Micronaut 3.0.0 M5 Released!by James Kleeh
The Micronaut team is excited to announce the final milestone of Micronaut framework 3!
You may notice there hasn’t been any communication about M3 or M4. Those were internal releases we used to upgrade the many optional modules we support. We are finished with the major changes to the Framework, and there shouldn’t be major breaking changes from this release until GA. The next release will be a release candidate.
Here are the main things to know for this release.
No Default Reactive Streams Implementation
Previous releases of the Micronaut framework included RxJava 2 as a transitive dependency, and RxJava 2 was the reactive streams implementation used to implement many features within the Framework. The Micronaut framework now no longer exposes any reactive streams implementation by default. In addition, all usages of RxJava 2 internally have been replaced with Project Reactor.

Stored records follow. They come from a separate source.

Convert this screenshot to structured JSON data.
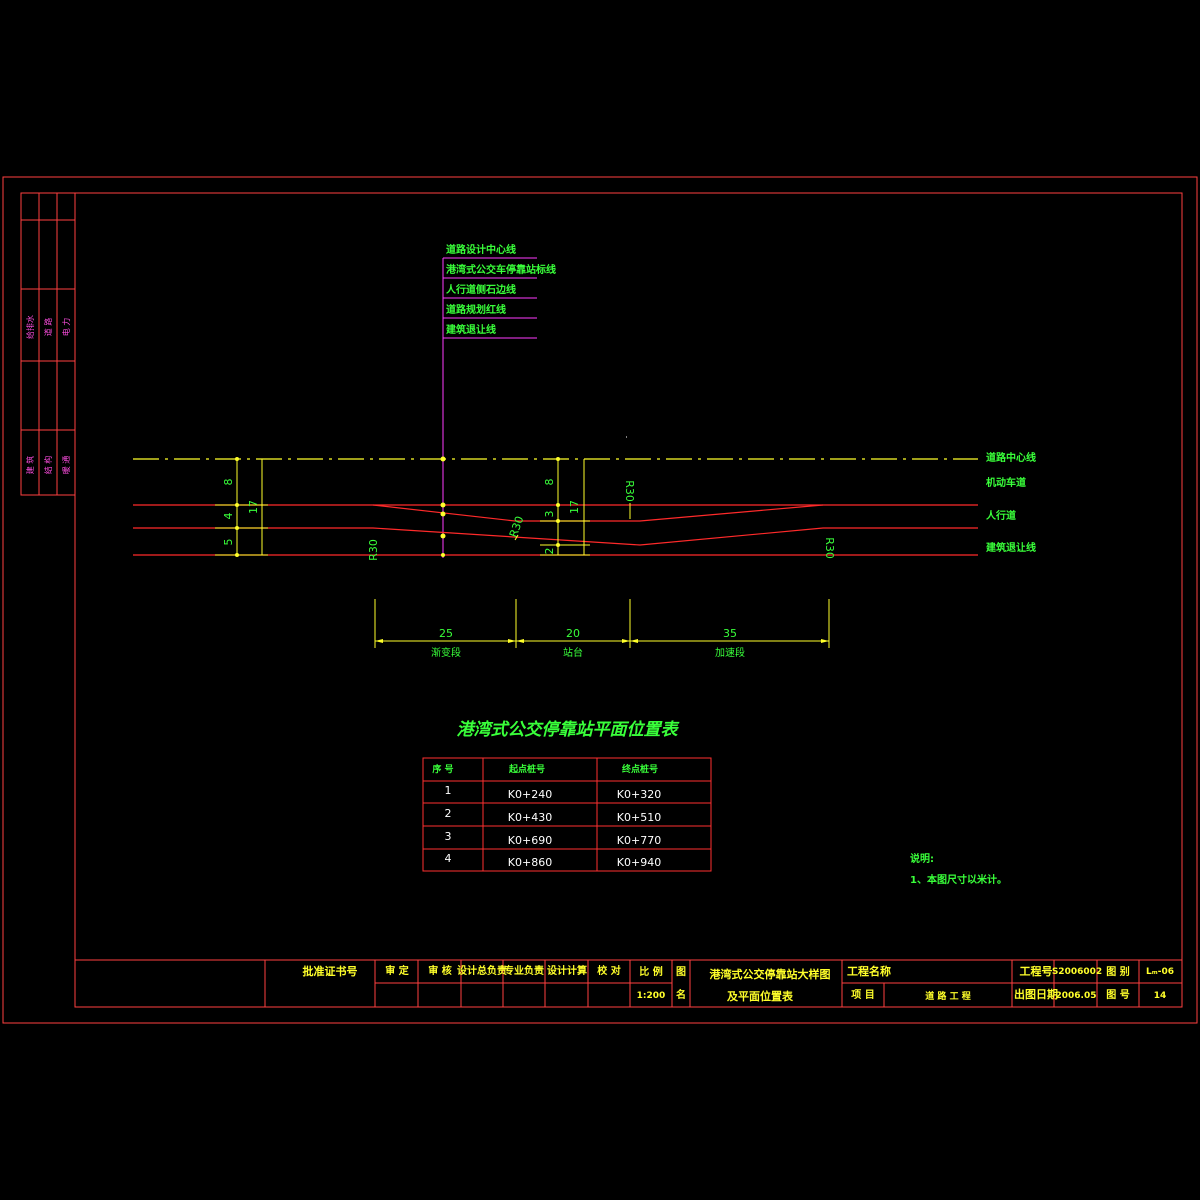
{
  "legend_labels": [
    "道路设计中心线",
    "港湾式公交车停靠站标线",
    "人行道侧石边线",
    "道路规划红线",
    "建筑退让线"
  ],
  "right_labels": [
    "道路中心线",
    "机动车道",
    "人行道",
    "建筑退让线"
  ],
  "dimensions": {
    "left_8": "8",
    "left_4": "4",
    "left_5": "5",
    "left_17": "17",
    "mid_8": "8",
    "mid_3": "3",
    "mid_2": "2",
    "mid_17": "17",
    "r30_a": "R30",
    "r30_b": "R30",
    "r30_c": "R30",
    "r30_d": "R30",
    "bottom_25": "25",
    "bottom_20": "20",
    "bottom_35": "35",
    "seg_1": "渐变段",
    "seg_2": "站台",
    "seg_3": "加速段"
  },
  "table": {
    "title": "港湾式公交停靠站平面位置表",
    "headers": [
      "序 号",
      "起点桩号",
      "终点桩号"
    ],
    "rows": [
      [
        "1",
        "K0+240",
        "K0+320"
      ],
      [
        "2",
        "K0+430",
        "K0+510"
      ],
      [
        "3",
        "K0+690",
        "K0+770"
      ],
      [
        "4",
        "K0+860",
        "K0+940"
      ]
    ]
  },
  "notes": {
    "title": "说明:",
    "line1": "1、本图尺寸以米计。"
  },
  "side_strip": {
    "row1": [
      "给排水",
      "道 路",
      "电 力"
    ],
    "row2": [
      "建 筑",
      "结 构",
      "暖 通"
    ]
  },
  "title_block": {
    "cert_label": "批准证书号",
    "roles": [
      "审 定",
      "审 核",
      "设计总负责",
      "专业负责",
      "设计计算",
      "校 对"
    ],
    "scale_label": "比 例",
    "scale_value": "1:200",
    "drawing_label_top": "图",
    "drawing_label_bottom": "名",
    "drawing_name_line1": "港湾式公交停靠站大样图",
    "drawing_name_line2": "及平面位置表",
    "project_name_label": "工程名称",
    "item_label": "项 目",
    "item_value": "道 路 工 程",
    "project_no_label": "工程号",
    "project_no_value": "S2006002",
    "date_label": "出图日期",
    "date_value": "2006.05",
    "category_label": "图 别",
    "category_value": "Lₘ-06",
    "sheet_label": "图 号",
    "sheet_value": "14"
  }
}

Because RxJava3 was released, we had to make a decision to upgrade to RxJava3 or switch to Reactor. We believe Reactor is the better choice because it has functionality for maintaining state within the reactive flow and is more widely adopted by the community.
We recommend applications currently using RxJava 2 to switch to Project Reactor because that will lead to fewer classes on the runtime classpath and fewer potential issues with context propagation and reactive type conversion. If switching is not possible or feasible, simply add a dependency on the

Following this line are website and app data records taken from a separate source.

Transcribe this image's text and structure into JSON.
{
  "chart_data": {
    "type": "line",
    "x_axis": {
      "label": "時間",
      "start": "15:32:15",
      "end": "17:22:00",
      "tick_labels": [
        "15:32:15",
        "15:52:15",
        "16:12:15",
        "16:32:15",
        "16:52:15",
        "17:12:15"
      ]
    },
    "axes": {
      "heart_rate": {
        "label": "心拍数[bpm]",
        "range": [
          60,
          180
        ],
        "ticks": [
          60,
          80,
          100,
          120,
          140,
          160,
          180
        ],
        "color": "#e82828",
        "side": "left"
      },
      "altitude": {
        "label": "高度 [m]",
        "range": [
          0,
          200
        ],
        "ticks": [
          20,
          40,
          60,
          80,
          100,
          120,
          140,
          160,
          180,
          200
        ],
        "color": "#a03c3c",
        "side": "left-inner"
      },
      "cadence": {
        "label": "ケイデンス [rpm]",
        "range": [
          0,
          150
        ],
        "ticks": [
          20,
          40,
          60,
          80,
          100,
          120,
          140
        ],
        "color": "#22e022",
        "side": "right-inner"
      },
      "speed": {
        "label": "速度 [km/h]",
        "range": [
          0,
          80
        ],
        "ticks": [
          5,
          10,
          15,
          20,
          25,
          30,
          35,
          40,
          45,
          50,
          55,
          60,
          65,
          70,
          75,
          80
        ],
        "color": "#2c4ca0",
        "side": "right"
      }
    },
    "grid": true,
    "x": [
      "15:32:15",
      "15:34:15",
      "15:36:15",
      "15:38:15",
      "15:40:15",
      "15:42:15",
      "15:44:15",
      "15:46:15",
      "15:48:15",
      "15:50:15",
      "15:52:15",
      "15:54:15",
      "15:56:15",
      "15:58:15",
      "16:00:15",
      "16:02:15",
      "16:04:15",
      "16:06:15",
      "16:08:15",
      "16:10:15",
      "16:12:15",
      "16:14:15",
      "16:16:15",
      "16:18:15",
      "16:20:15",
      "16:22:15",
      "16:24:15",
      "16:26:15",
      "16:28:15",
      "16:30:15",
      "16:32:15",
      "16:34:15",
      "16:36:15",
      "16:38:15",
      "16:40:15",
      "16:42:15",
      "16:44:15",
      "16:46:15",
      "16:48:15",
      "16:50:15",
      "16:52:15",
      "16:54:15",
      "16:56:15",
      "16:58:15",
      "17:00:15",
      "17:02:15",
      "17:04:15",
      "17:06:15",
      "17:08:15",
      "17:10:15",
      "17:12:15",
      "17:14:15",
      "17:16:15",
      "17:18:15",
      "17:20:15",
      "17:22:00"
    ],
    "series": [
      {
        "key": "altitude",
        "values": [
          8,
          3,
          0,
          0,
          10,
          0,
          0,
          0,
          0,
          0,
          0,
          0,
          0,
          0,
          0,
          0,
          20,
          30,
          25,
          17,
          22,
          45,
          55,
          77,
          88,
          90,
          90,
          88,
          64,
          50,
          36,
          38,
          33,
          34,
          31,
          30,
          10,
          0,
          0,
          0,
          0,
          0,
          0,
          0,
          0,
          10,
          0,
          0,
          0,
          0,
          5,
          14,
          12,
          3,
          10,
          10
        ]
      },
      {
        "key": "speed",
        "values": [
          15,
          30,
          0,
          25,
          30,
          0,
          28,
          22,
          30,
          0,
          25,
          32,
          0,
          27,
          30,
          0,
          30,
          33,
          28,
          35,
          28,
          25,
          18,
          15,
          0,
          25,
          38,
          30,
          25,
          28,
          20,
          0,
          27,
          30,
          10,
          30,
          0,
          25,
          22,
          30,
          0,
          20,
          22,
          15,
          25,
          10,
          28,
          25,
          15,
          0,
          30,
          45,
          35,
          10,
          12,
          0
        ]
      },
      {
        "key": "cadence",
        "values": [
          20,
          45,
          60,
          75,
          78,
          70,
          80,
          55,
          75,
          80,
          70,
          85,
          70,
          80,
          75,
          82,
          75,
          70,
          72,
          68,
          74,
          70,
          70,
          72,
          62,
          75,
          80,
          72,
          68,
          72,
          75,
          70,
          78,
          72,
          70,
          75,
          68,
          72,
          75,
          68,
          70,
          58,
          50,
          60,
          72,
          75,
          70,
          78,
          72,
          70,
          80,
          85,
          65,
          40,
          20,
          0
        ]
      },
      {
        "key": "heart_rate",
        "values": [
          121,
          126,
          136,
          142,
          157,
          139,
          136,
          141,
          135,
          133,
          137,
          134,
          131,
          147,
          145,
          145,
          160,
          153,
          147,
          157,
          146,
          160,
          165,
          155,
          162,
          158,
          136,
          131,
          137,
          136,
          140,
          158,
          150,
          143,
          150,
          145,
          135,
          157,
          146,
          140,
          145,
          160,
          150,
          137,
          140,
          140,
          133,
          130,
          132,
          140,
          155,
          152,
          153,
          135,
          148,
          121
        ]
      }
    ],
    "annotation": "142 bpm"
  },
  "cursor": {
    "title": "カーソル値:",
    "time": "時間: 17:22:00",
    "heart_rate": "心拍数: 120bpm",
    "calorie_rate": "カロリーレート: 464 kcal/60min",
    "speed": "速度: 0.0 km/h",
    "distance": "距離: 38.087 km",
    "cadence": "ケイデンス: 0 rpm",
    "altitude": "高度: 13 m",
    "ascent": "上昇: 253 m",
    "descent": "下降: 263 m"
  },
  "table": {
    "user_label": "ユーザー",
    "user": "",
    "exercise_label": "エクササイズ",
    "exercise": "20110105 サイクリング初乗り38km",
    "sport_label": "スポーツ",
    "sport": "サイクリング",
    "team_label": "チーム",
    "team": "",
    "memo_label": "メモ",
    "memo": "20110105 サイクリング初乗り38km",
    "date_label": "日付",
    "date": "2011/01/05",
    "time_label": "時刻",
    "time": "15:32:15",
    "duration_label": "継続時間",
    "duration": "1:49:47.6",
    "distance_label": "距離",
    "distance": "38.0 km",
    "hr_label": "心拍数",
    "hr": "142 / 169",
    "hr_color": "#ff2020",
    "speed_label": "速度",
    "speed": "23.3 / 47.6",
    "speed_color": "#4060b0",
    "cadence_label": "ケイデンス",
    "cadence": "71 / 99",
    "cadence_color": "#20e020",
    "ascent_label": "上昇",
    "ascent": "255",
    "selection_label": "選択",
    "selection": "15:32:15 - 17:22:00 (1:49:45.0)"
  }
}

io.micronaut.rxjava2:micronaut-rxjava2 module to continue using RxJava 2.
For applications using Project Reactor or RxJava 3, this change will not have any impact.
This release includes a change to the way annotations are inherited. In short, all annotations were inherited from parent interfaces or classes in previous releases. Now an annotation must be annotated with
@Inherited in order to be inherited. Any annotations related to bean scopes or around/introduction advice are no longer inherited.
The complete list of annotations that have been changed in this way is available in our documentation in the link at the end of this article.
HTTP Compile Time Validation
The validation of HTTP-related components at compile time has been moved to a new module:
io.micronaut:micronaut-http-validation. If your application is using our HTTP client or server, add that dependency to the annotation processor classpath to continue having your classes be validated at compile time.
Jakarta Lifecycle Annotations
The Micronaut framework now supports
jakarta.annotation.PostConstruct. We recommend switching to those annotations from the
javax.annotation equivalents due to licensing issues with the
Runtime Classpath Scanning Support Removed
The Micronaut framework already has support for build-time scanning of classes when any scanning is required (like for discovering JPA entities).
With Micronaut framework 3.x, the ability to scan at runtime has been removed. This has the benefit of removing ASM from the native image in GraalVM, and in a future releases of the Framework, we anticipate ASM being removed completely as a runtime dependency.
Introspections and GraalVM Reflection
In previous versions of the Micronaut framework, adding
@Introspected to a class also added the configuration for GraalVM to allow for reflective usage of the class. This was the right choice to make prior to advancements made within the Framework, specifically with regard to validation and JSON encoding/decoding. The vast majority of cases should not require any reflection for introspected classes, and thus reflective metadata for GraalVM is no longer applied automatically.
To restore this behavior for an individual class, add the
@ReflectiveAccess annotation to the class.
GraalVM Resource Configuration
GraalVM requires any resources, for example in
src/main/resources, to be declared in a configuration file for them to be available in the native image. The Micronaut framework has done this work for you automatically for quite some time. Prior to this release, that work was done as part of our compile-time logic. Due to a number of factors, work has shifted to our build plugins.
This change should be seamless for those using our build plugins. For Maven users who are not using our build plugin, it is now your responsibility to create and maintain the resource configuration. For Gradle users who are not using our build plugins, you have the option to apply the
io.micronaut.graalvm plugin to generate the resource configuration.
Custom Bean Scope Changes
Custom scopes have been reworked to make it possible for implementations to more easily invoke
@PreDestroy lifecycle methods and dispose of beans more effectively.
The Micronaut framework will now also track any dependent beans that do not define a scope and proactively invoke
@PreDestroy, ensuring a clean shutdown.
This milestone is a great stepping stone for the Framework, and we hope that you will give it a try and let us know your feedback. We are eager to get Micronaut framework 3 released, and community involvement is incredibly important to the success of the Framework. Please try upgrading your existing applications to this milestone and report any issues you find!
See the documentation for further details and use GitHub to report any issues.